They would simply ordain women as priests, alongside men. Men (are estimated to) serve an average of 1,200 parishioners each in the United States, but they say a priest serves 4,000 members each in African nations (and) 8,000 members apiece in South America. Disputing almost all that Futurechurch, and similar national organizations claim - is the Medina-based group, Save Our Church. Lead by a former Baptist minister convert to Catholicism, the Catholic men and women of Save Our Church have been protesting regional appearances by Schenk's group since early March. Save Our Church Director David Webster would not agree to a taped interview, but sent us page after page of pamphlets and statements criticizing Futurechurch, likening them to Jim Jones' cult, disputing their numbers on the declining Catholic priesthood, placing the name of Cleveland Bishop Anthony Pilla in their own literature, implying sanction, and offering for sale, a book which it claims debunks all the statements made by Christine Schenk, and advances the idea that the women of Futurechurch, are in reality forming a wicca coven.

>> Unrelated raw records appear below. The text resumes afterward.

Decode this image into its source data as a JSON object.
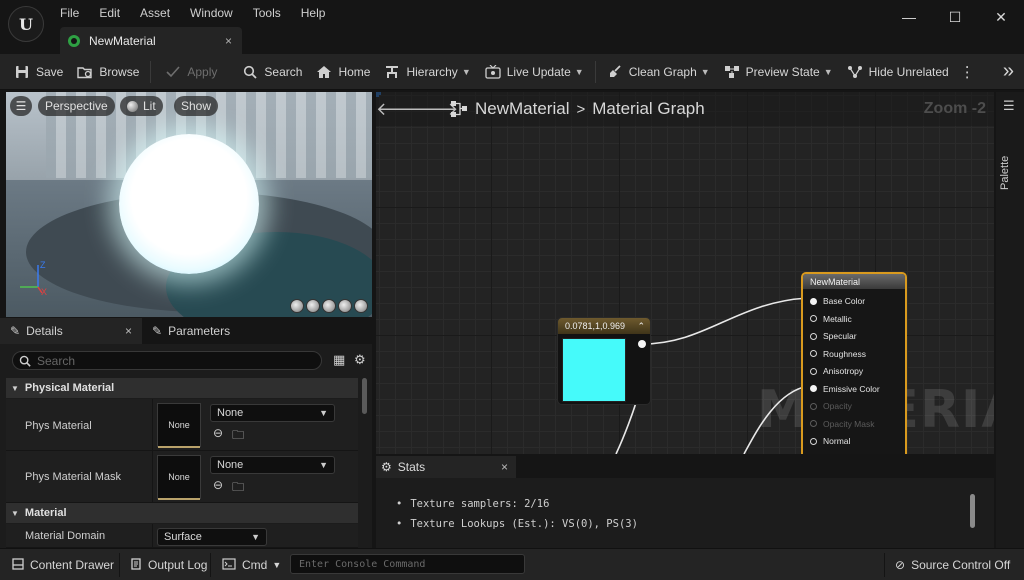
{
  "app": {
    "logo_letter": "U"
  },
  "menu": [
    "File",
    "Edit",
    "Asset",
    "Window",
    "Tools",
    "Help"
  ],
  "window_controls": {
    "minimize": "—",
    "maximize": "☐",
    "close": "✕"
  },
  "document_tab": {
    "label": "NewMaterial",
    "close": "×"
  },
  "toolbar": {
    "save": "Save",
    "browse": "Browse",
    "apply": "Apply",
    "search": "Search",
    "home": "Home",
    "hierarchy": "Hierarchy",
    "live_update": "Live Update",
    "clean_graph": "Clean Graph",
    "preview_state": "Preview State",
    "hide_unrelated": "Hide Unrelated",
    "more": "⋮",
    "expand": "»"
  },
  "viewport": {
    "menu": "☰",
    "perspective": "Perspective",
    "lit": "Lit",
    "show": "Show",
    "axis_z": "Z",
    "axis_x": "X"
  },
  "details": {
    "tab_details": "Details",
    "tab_parameters": "Parameters",
    "tab_close": "×",
    "search_placeholder": "Search",
    "cat_physical": "Physical Material",
    "phys_material": {
      "label": "Phys Material",
      "thumb": "None",
      "value": "None"
    },
    "phys_material_mask": {
      "label": "Phys Material Mask",
      "thumb": "None",
      "value": "None"
    },
    "cat_material": "Material",
    "material_domain": {
      "label": "Material Domain",
      "value": "Surface"
    }
  },
  "graph": {
    "crumb_asset": "NewMaterial",
    "crumb_sep": ">",
    "crumb_graph": "Material Graph",
    "zoom": "Zoom -2",
    "watermark": "MATERIAL",
    "constant_node": {
      "title": "0.0781,1,0.969",
      "color": "#45fafa"
    },
    "material_node": {
      "title": "NewMaterial",
      "pins": [
        {
          "label": "Base Color",
          "connected": true,
          "enabled": true
        },
        {
          "label": "Metallic",
          "connected": false,
          "enabled": true
        },
        {
          "label": "Specular",
          "connected": false,
          "enabled": true
        },
        {
          "label": "Roughness",
          "connected": false,
          "enabled": true
        },
        {
          "label": "Anisotropy",
          "connected": false,
          "enabled": true
        },
        {
          "label": "Emissive Color",
          "connected": true,
          "enabled": true
        },
        {
          "label": "Opacity",
          "connected": false,
          "enabled": false
        },
        {
          "label": "Opacity Mask",
          "connected": false,
          "enabled": false
        },
        {
          "label": "Normal",
          "connected": false,
          "enabled": true
        }
      ]
    }
  },
  "palette": {
    "label": "Palette"
  },
  "stats": {
    "tab": "Stats",
    "close": "×",
    "lines": [
      "Texture samplers: 2/16",
      "Texture Lookups (Est.): VS(0), PS(3)"
    ]
  },
  "bottom": {
    "content_drawer": "Content Drawer",
    "output_log": "Output Log",
    "cmd": "Cmd",
    "console_placeholder": "Enter Console Command",
    "source_control": "Source Control Off"
  },
  "colors": {
    "accent_node_border": "#d99a1e",
    "constant_color": "#45fafa",
    "tab_icon": "#2ea043"
  }
}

Christine Schenk: At first it bothered me. Then I remembered Jesus himself was persecuted by people who very much disagreed with his take on Judaism. I take consolation in that and in the Apostle Paul, who was basically thrown out of all the best synagogues in the western world, because he was proclaiming Jesus Christ as the savior.
Rather than lash out, the Diocese stands behind a written statement that calls Futurechurch ministry "inconsistent with church teaching," then points proudly to what women can do in the Catholic faith, short of performing as celebrant.
Written Statement: Many of them are now working themselves and are working, as pastoral ministers, as administrators in parishes, I mean really making the decisions and operating as such in those roles, allowing then for the sacramental minister to go and be able to exercise his role as the celebrant of the mass of the sacraments.
Yet Tayek understands the frustration, fully admitting that there are women - who, if the call came, would be ready. And qualified.
Bob Tayek: There's even an office at the Vatican, which is still researching, trying to determine if women could even become members of the Deaconate, in other words reach the level of deacon in the Catholic Church. There's a lot of discussion that's been going on for some time, and it continues to be discussed.
In the meantime, the Cleveland Diocese is still celebrating last month's ordination class of 10 men, and looks forward to a predicted larger class, later this year. The need for female priests, for the current years at least, is not evident in northeastern Ohio. Schenk knows it will be a long fight.
Christine Schenk: They think that we're something that we're not. They don't understand our deep commitment to Jesus, to the Christian message, our deep love for the church that needs women's gifts in a visible way as much as it needs men's.
In Cleveland, Rick Jackson, 90.3.